Justine Tinnin was supposed to walk across the stage at McDaniel College in Westminster, Md. on Saturday to receive her bachelor’s degree.
She was a sociology major who grew up in Baltimore’s Edmondson Village neighborhood and was an active student on campus. She balanced gospel choir practice, a job at the school’s cafeteria, and responsibilities as a resident assistant, a service sorority member, and as a mother to a 1-year-old girl named Camille.
“She was planning to walk across the stage with her baby to show strength to other young moms to encourage them to see their dreams and visions through,” Justine’s mother, Linda Case, told ABC2.
“Justine worked so hard for this degree and she always was hitting the midnight oil every time I’d call her," she said.
Just weeks before donning her cap and gown, and one month before her 22nd birthday, Justine was rushed to University of Maryland Shock Trauma after having a seizure.
Doctors told Justine’s mother that she’d suffered two cardiac arrests, brain swelling and blood clots as a result. She died three days later on March 18 at 5:29 p.m. surrounded by family and friends.
“It was every mom’s nightmare,” Case said.

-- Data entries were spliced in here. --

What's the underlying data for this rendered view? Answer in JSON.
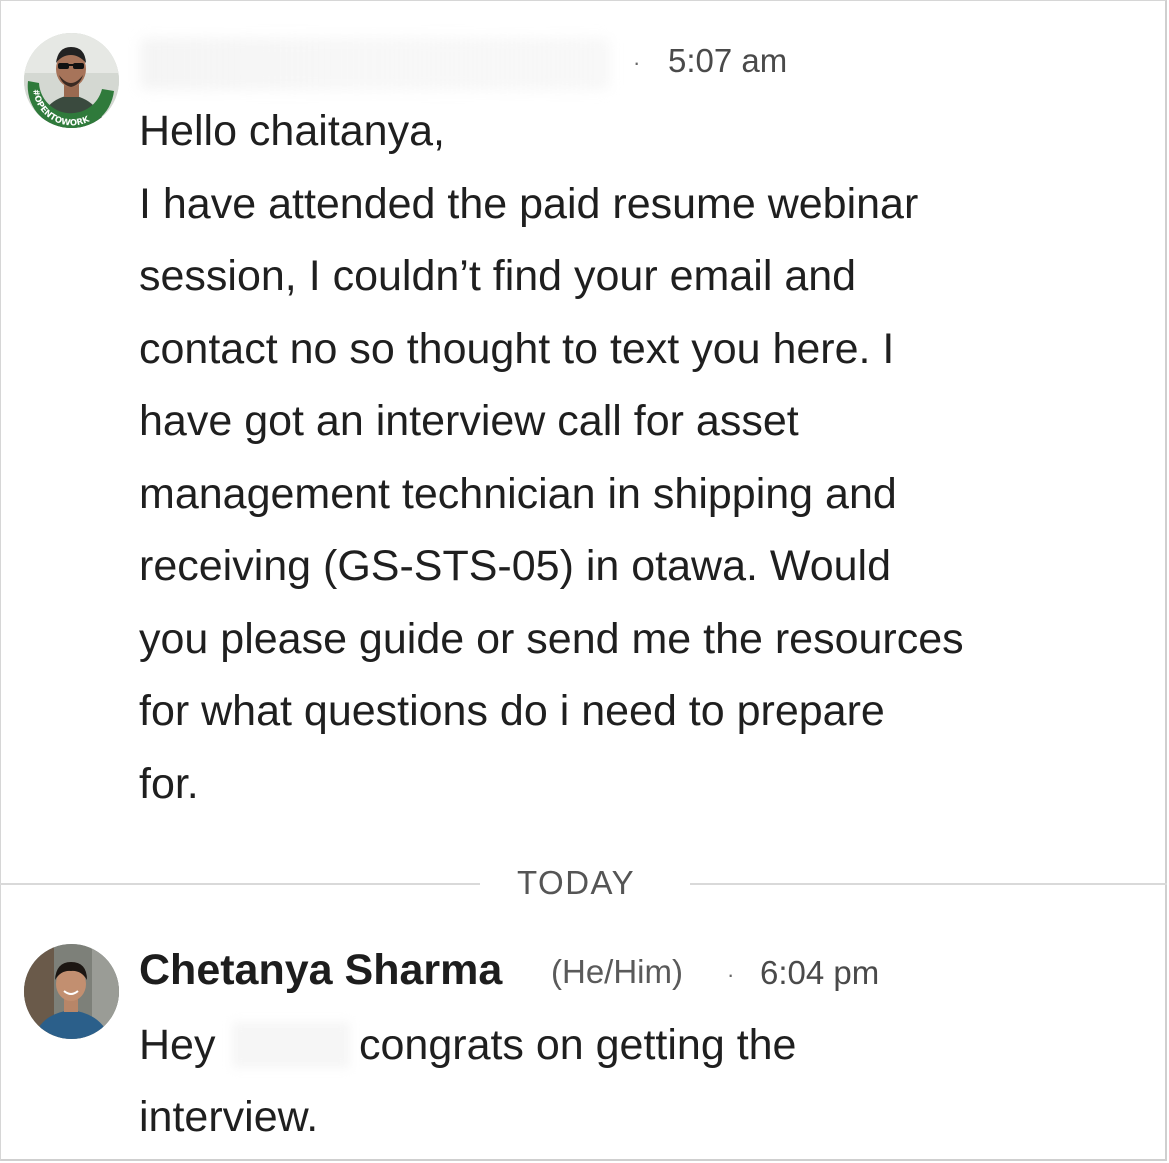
{
  "messages": [
    {
      "time": "5:07 am",
      "separator": "·",
      "avatar_badge": "#OPENTOWORK",
      "lines": [
        "Hello chaitanya,",
        "I have attended the paid resume webinar",
        "session, I couldn’t find your email and",
        "contact no so thought to text you here. I",
        "have got an interview call for asset",
        "management technician in shipping and",
        "receiving (GS-STS-05) in otawa. Would",
        "you please guide or send me the resources",
        "for what questions do i need to prepare",
        "for."
      ]
    },
    {
      "sender": "Chetanya Sharma",
      "pronouns": "(He/Him)",
      "separator": "·",
      "time": "6:04 pm",
      "line1_start": "Hey",
      "line1_end": "congrats on getting the",
      "line2": "interview."
    }
  ],
  "divider": {
    "label": "TODAY"
  },
  "colors": {
    "text": "#1f1f1f",
    "meta": "#4a4a4a",
    "divider": "#d9d9d9",
    "badge_green": "#2f7a3b"
  },
  "icons": {
    "avatar_1": "profile-photo-with-opentowork-frame",
    "avatar_2": "profile-photo"
  }
}
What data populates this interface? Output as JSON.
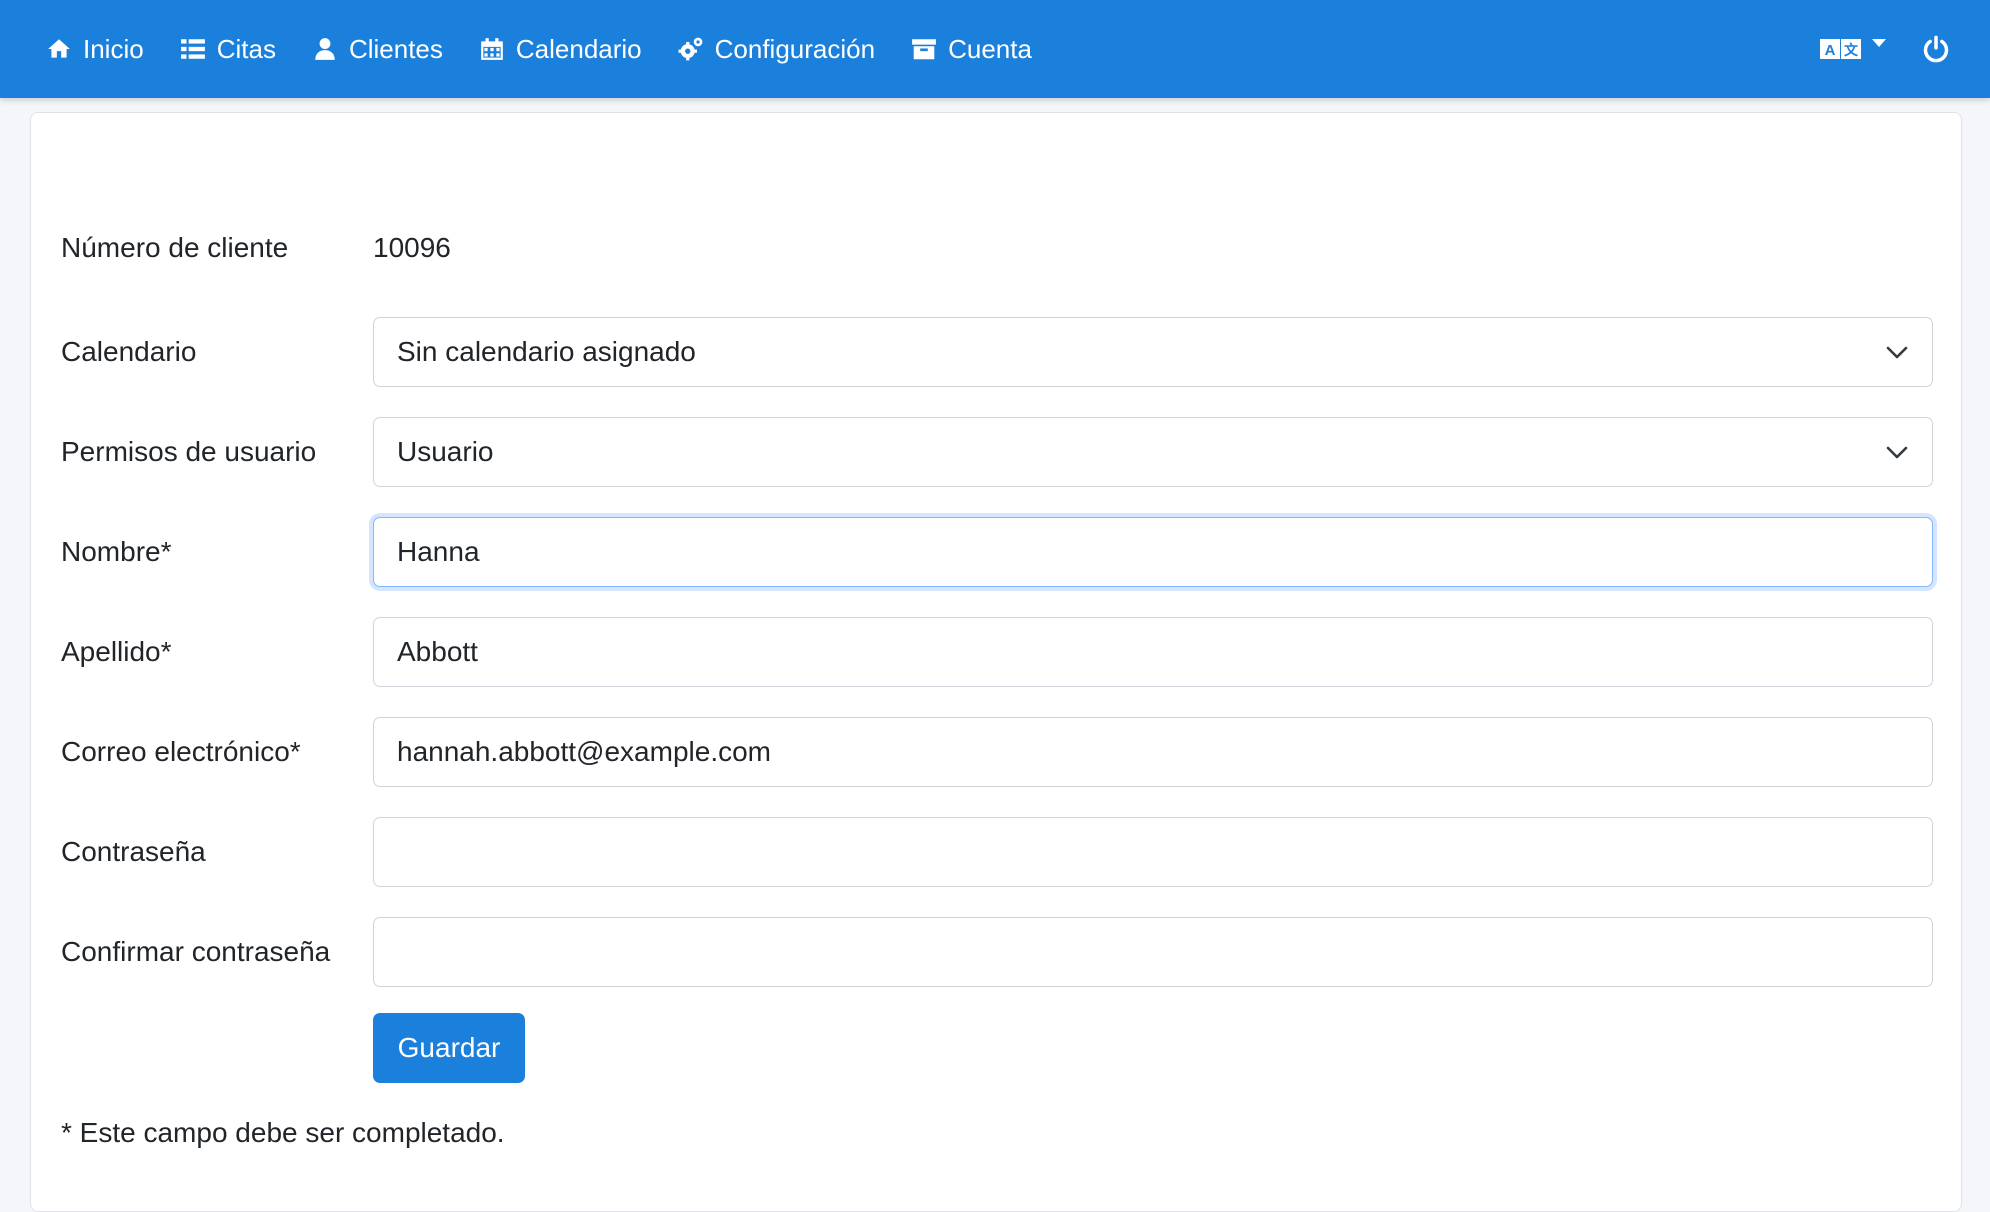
{
  "nav": {
    "items": [
      {
        "label": "Inicio",
        "icon": "home-icon"
      },
      {
        "label": "Citas",
        "icon": "list-icon"
      },
      {
        "label": "Clientes",
        "icon": "user-icon"
      },
      {
        "label": "Calendario",
        "icon": "calendar-icon"
      },
      {
        "label": "Configuración",
        "icon": "cogs-icon"
      },
      {
        "label": "Cuenta",
        "icon": "archive-icon"
      }
    ],
    "right_icons": [
      "language-icon",
      "power-icon"
    ]
  },
  "form": {
    "client_number_label": "Número de cliente",
    "client_number_value": "10096",
    "calendar_label": "Calendario",
    "calendar_value": "Sin calendario asignado",
    "permissions_label": "Permisos de usuario",
    "permissions_value": "Usuario",
    "first_name_label": "Nombre*",
    "first_name_value": "Hanna",
    "last_name_label": "Apellido*",
    "last_name_value": "Abbott",
    "email_label": "Correo electrónico*",
    "email_value": "hannah.abbott@example.com",
    "password_label": "Contraseña",
    "password_value": "",
    "confirm_password_label": "Confirmar contraseña",
    "confirm_password_value": "",
    "save_button": "Guardar",
    "required_note": "* Este campo debe ser completado."
  },
  "colors": {
    "primary": "#1b80dc",
    "focus_ring": "#86b7fe"
  }
}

Following Justine’s death, the McDaniel school community came together to give back to Justine. A standing room-only vigil was held in the school chapel. To raise money for baby Camille, classmates sold bracelets inked with the phrase “My Crown Never Tilts,” and also sold buttons with a photograph of Justine smiling. The Black Student Union dedicated its annual black tie event in Justine’s honor, pulling in more than $1,000 in money raised by students.
“It was devastating for many of our students,” said Beth Gerl, Vice President of Student Affairs. “It’s a close-knit, small campus and Justine was very active and involved. She touched a lot of faculty and staff while she was here.”
Justine completed all required coursework before her untimely death, but hadn’t yet finished a senior capstone project necessary to earn her degree. Her friend and classmate, La’Bria Wallace, stepped in to finish it for her, which she said took quite a bit of work.
”It was a lot of hours, a lot of stress,” Wallace said. “I knew how important it was for her to finish the capstone which is why I took the initiative to finish it. Me and her pretty much went through the major together from the beginning and so I wanted us to both finish it at the end.”
With graduation requirements complete, administrators met to discuss honoring Justine with a posthumous bachelor’s degree. “Awarding someone a degree, we take it very seriously. We were extremely sad but pleased to be able to provide this degree to her mother,” Gerl said.
On Saturday, Linda Case will wear her daughter’s cap and gown to accept the degree Justine worked so hard to accomplish. Case said it will be the first four-year degree awarded in the family.
“It’s bitter sweet to accept this award,” Case said. “It’s going to be an emotional ride, but it’s still gonna be a good day because we’ve been looking forward to this for so long. I’m just gonna give her her props and say ‘Baby, you did it.’”